[Activity]
Your job is to retype all of the data word for word, leaving every image out.

Items from an interface collection
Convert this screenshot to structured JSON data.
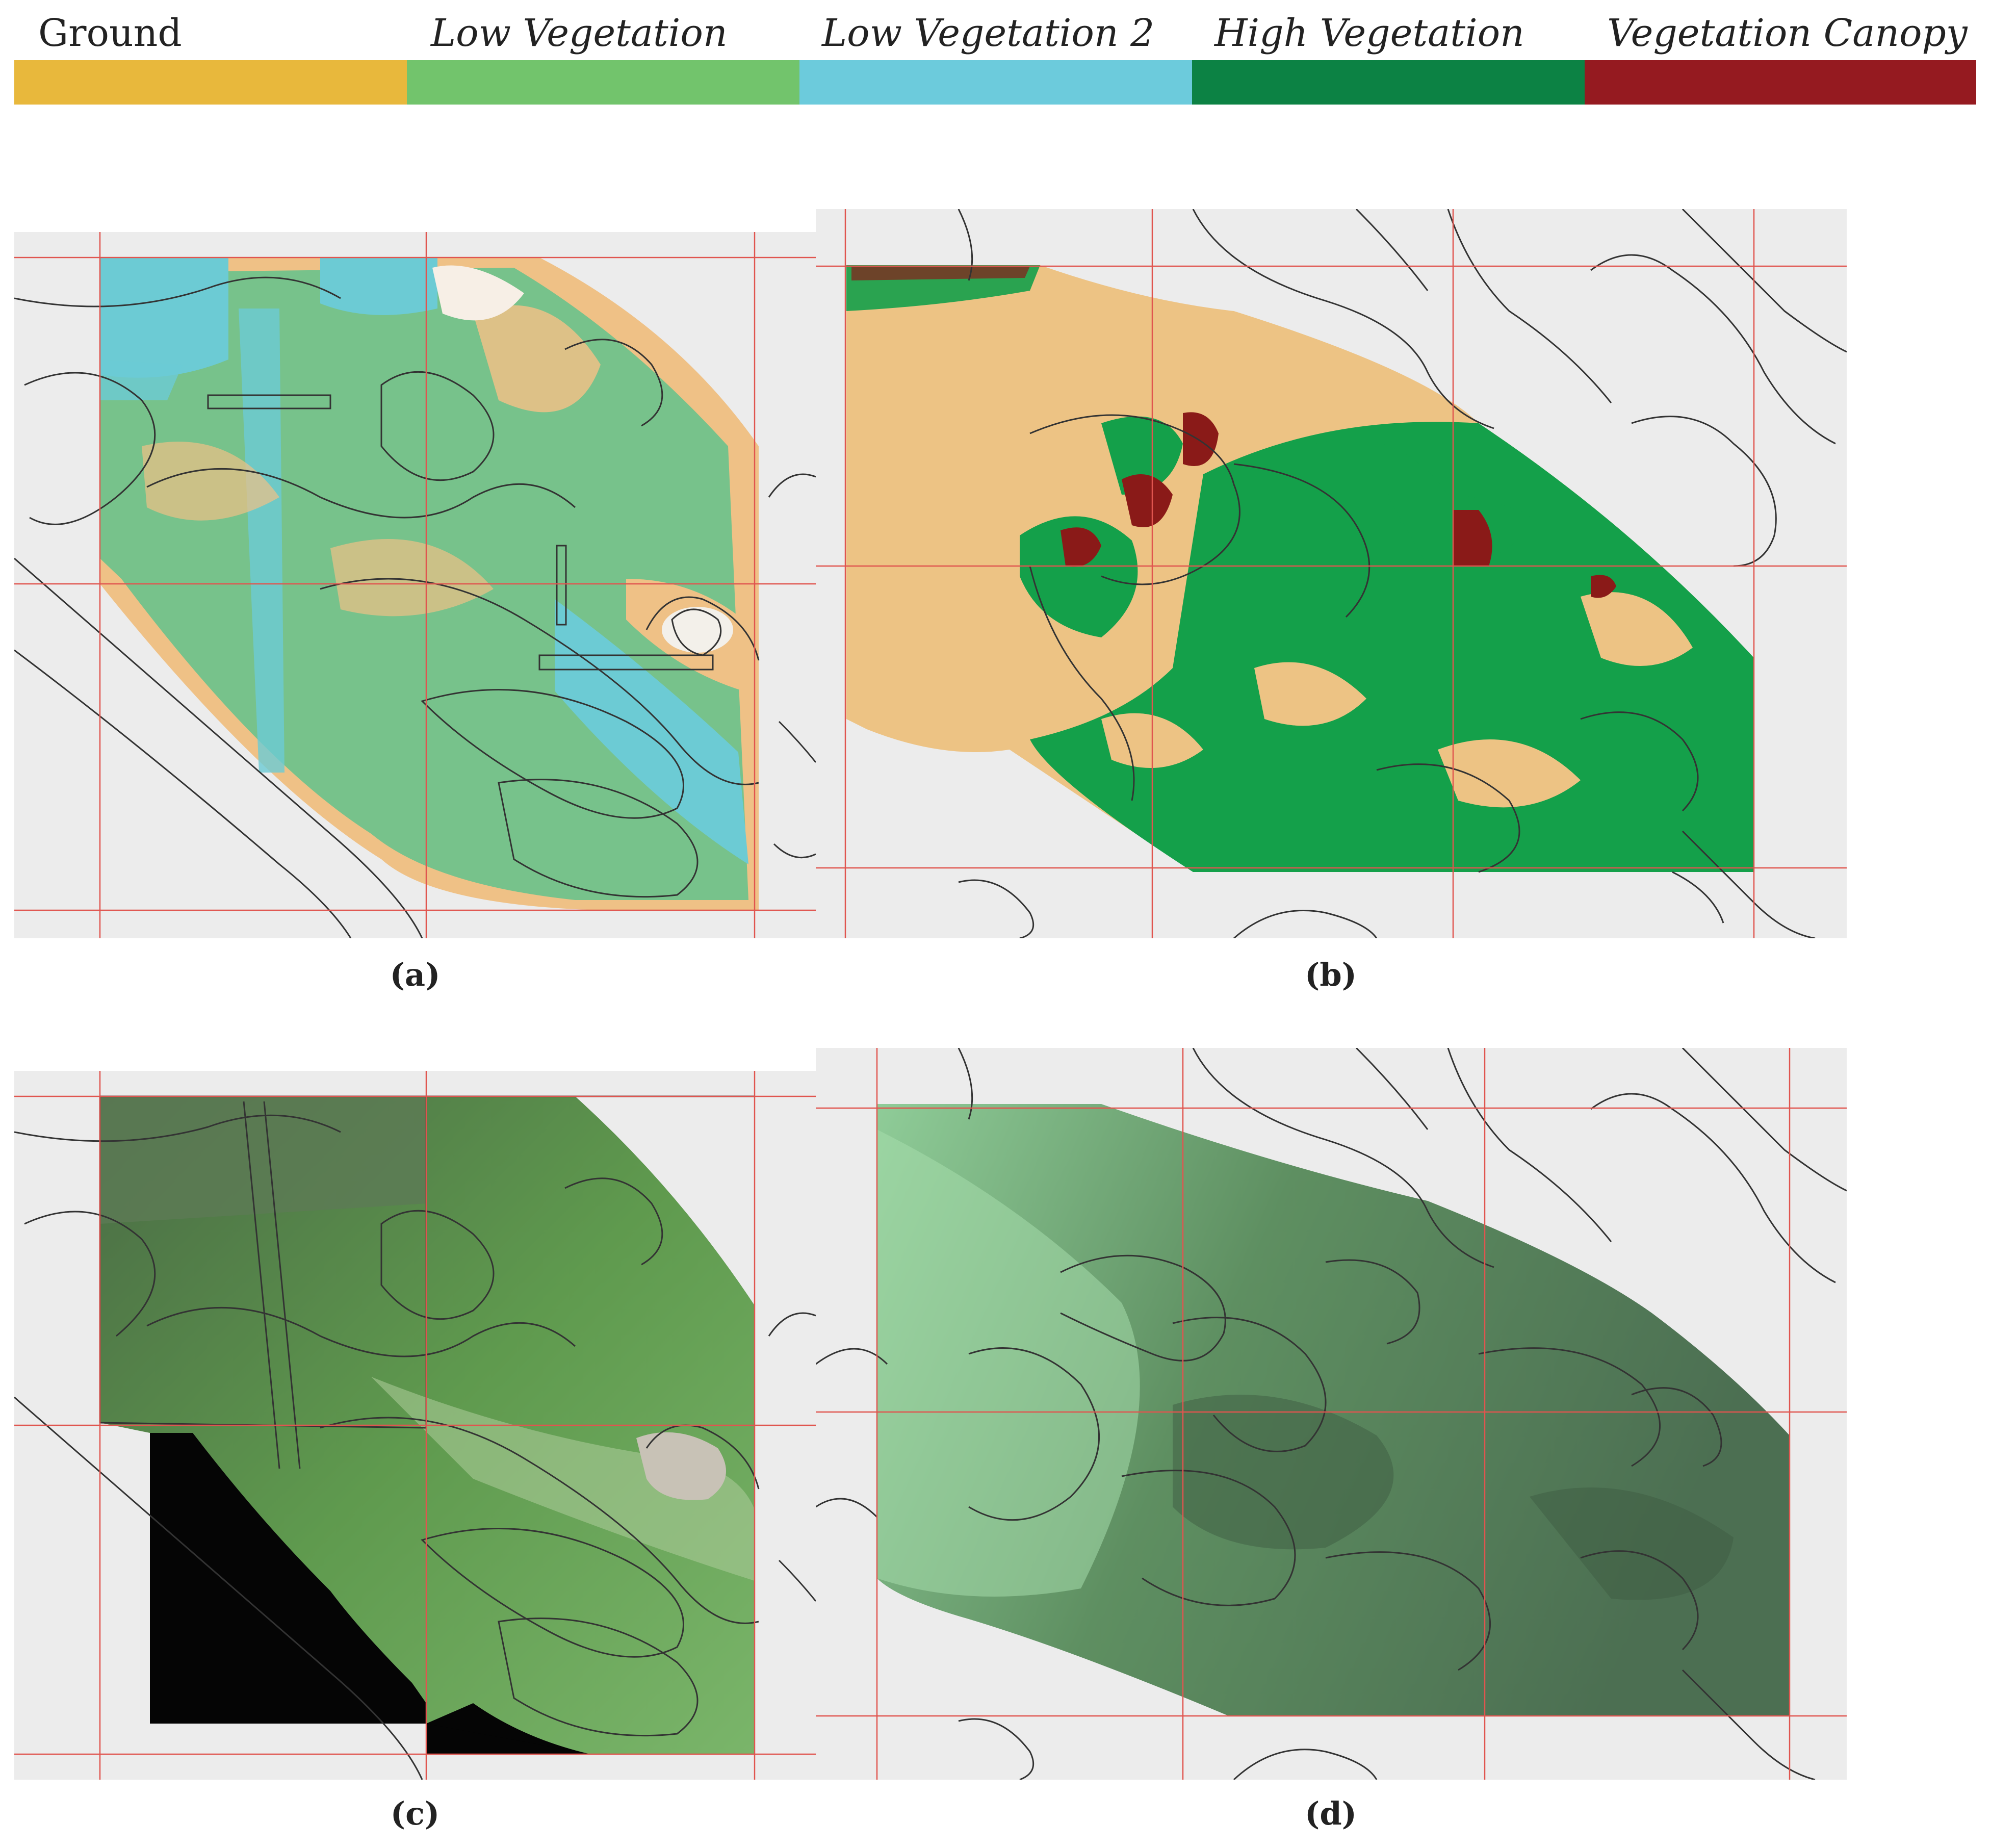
{
  "legend": {
    "items": [
      {
        "label": "Ground",
        "color": "#e8b83c",
        "style": "normal"
      },
      {
        "label": "Low Vegetation",
        "color": "#72c46c",
        "style": "italic"
      },
      {
        "label": "Low Vegetation 2",
        "color": "#6ccbdc",
        "style": "italic"
      },
      {
        "label": "High Vegetation",
        "color": "#0c8244",
        "style": "italic"
      },
      {
        "label": "Vegetation Canopy",
        "color": "#951a20",
        "style": "italic"
      }
    ]
  },
  "panels": {
    "a": {
      "caption": "(a)"
    },
    "b": {
      "caption": "(b)"
    },
    "c": {
      "caption": "(c)"
    },
    "d": {
      "caption": "(d)"
    }
  },
  "colors": {
    "background": "#ececec",
    "grid_line": "#e0554f",
    "contour_line": "#333333",
    "ground_class_a": "#efc186",
    "low_veg_class_a": "#6cc28c",
    "low_veg2_class_a": "#6ccbd4",
    "ground_class_b": "#edc384",
    "high_veg_class_b": "#14a04a",
    "canopy_class_b": "#8a1a18",
    "imagery_dark": "#3f6b3f",
    "imagery_light": "#8cc98e"
  }
}
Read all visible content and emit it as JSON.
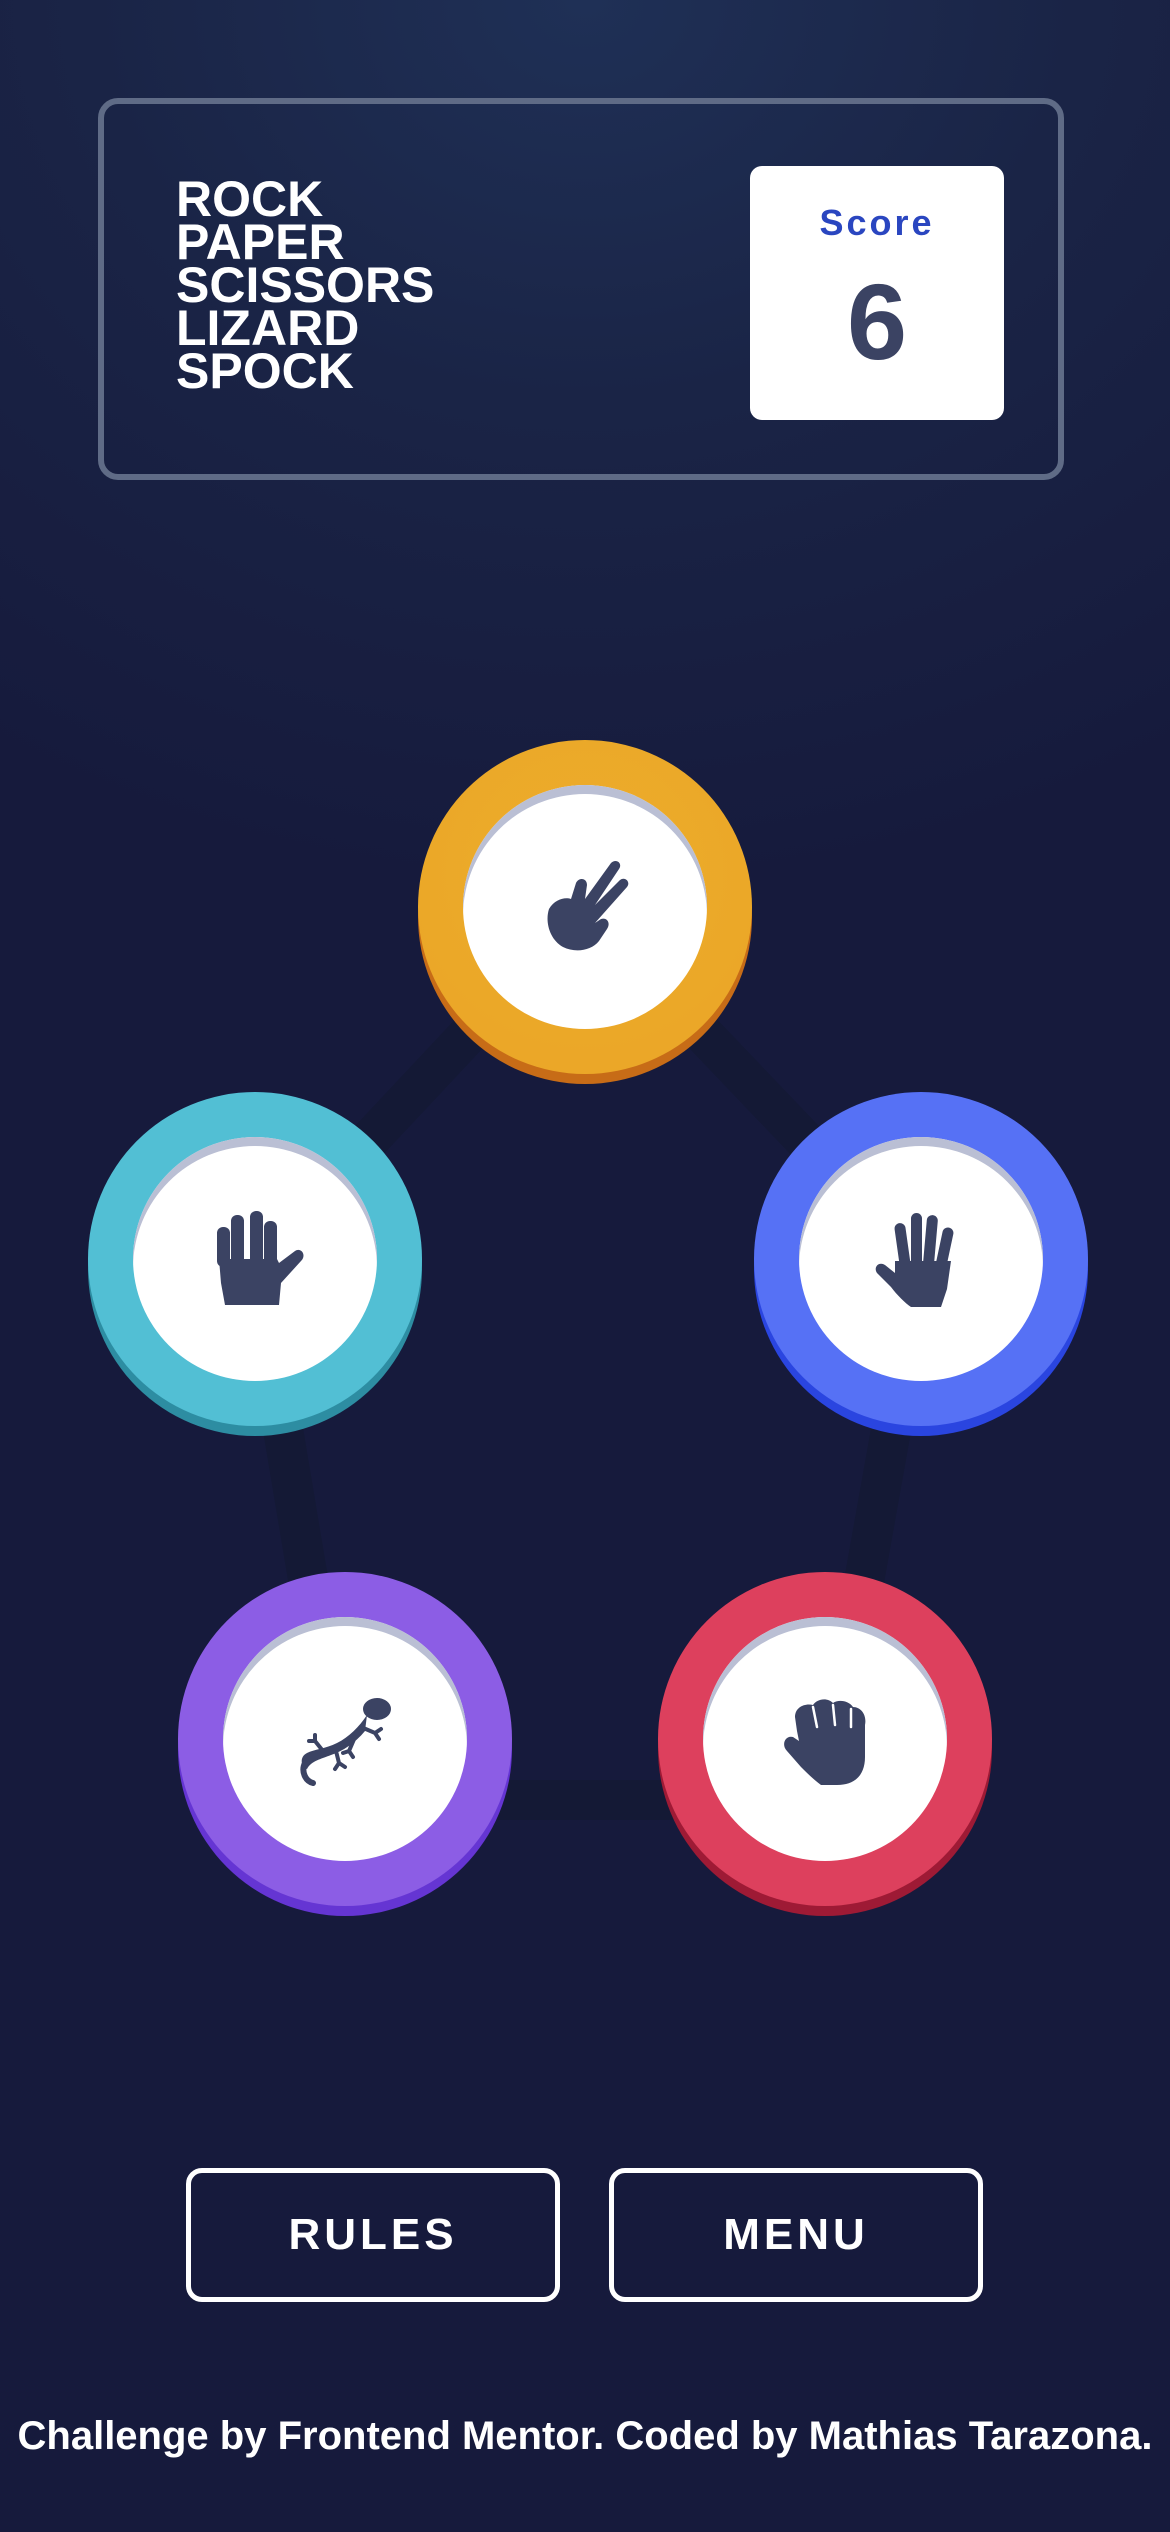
{
  "header": {
    "title_lines": [
      "ROCK",
      "PAPER",
      "SCISSORS",
      "LIZARD",
      "SPOCK"
    ],
    "score_label": "Score",
    "score_value": "6"
  },
  "tokens": [
    {
      "choice": "scissors",
      "icon": "scissors-hand-icon",
      "color": "#eba728"
    },
    {
      "choice": "spock",
      "icon": "spock-hand-icon",
      "color": "#52bfd4"
    },
    {
      "choice": "paper",
      "icon": "paper-hand-icon",
      "color": "#5671f5"
    },
    {
      "choice": "lizard",
      "icon": "lizard-icon",
      "color": "#8c5de5"
    },
    {
      "choice": "rock",
      "icon": "rock-fist-icon",
      "color": "#dd405d"
    }
  ],
  "buttons": {
    "rules": "RULES",
    "menu": "MENU"
  },
  "footer": {
    "text": "Challenge by Frontend Mentor. Coded by Mathias Tarazona."
  },
  "colors": {
    "background_top": "#1f3056",
    "background_bottom": "#161a3c",
    "header_border": "#5f6b86",
    "score_label": "#2a46c0",
    "score_value": "#3b4363"
  }
}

[Task solution]
Convert this screenshot to structured JSON data.
{
  "legend": {
    "items": [
      {
        "label": "Ground",
        "color": "#e8b83c",
        "style": "normal"
      },
      {
        "label": "Low Vegetation",
        "color": "#72c46c",
        "style": "italic"
      },
      {
        "label": "Low Vegetation 2",
        "color": "#6ccbdc",
        "style": "italic"
      },
      {
        "label": "High Vegetation",
        "color": "#0c8244",
        "style": "italic"
      },
      {
        "label": "Vegetation Canopy",
        "color": "#951a20",
        "style": "italic"
      }
    ]
  },
  "panels": {
    "a": {
      "caption": "(a)"
    },
    "b": {
      "caption": "(b)"
    },
    "c": {
      "caption": "(c)"
    },
    "d": {
      "caption": "(d)"
    }
  },
  "colors": {
    "background": "#ececec",
    "grid_line": "#e0554f",
    "contour_line": "#333333",
    "ground_class_a": "#efc186",
    "low_veg_class_a": "#6cc28c",
    "low_veg2_class_a": "#6ccbd4",
    "ground_class_b": "#edc384",
    "high_veg_class_b": "#14a04a",
    "canopy_class_b": "#8a1a18",
    "imagery_dark": "#3f6b3f",
    "imagery_light": "#8cc98e"
  }
}
Read all visible content and emit it as JSON.
{
  "header": {
    "title_lines": [
      "ROCK",
      "PAPER",
      "SCISSORS",
      "LIZARD",
      "SPOCK"
    ],
    "score_label": "Score",
    "score_value": "6"
  },
  "tokens": [
    {
      "choice": "scissors",
      "icon": "scissors-hand-icon",
      "color": "#eba728"
    },
    {
      "choice": "spock",
      "icon": "spock-hand-icon",
      "color": "#52bfd4"
    },
    {
      "choice": "paper",
      "icon": "paper-hand-icon",
      "color": "#5671f5"
    },
    {
      "choice": "lizard",
      "icon": "lizard-icon",
      "color": "#8c5de5"
    },
    {
      "choice": "rock",
      "icon": "rock-fist-icon",
      "color": "#dd405d"
    }
  ],
  "buttons": {
    "rules": "RULES",
    "menu": "MENU"
  },
  "footer": {
    "text": "Challenge by Frontend Mentor. Coded by Mathias Tarazona."
  },
  "colors": {
    "background_top": "#1f3056",
    "background_bottom": "#161a3c",
    "header_border": "#5f6b86",
    "score_label": "#2a46c0",
    "score_value": "#3b4363"
  }
}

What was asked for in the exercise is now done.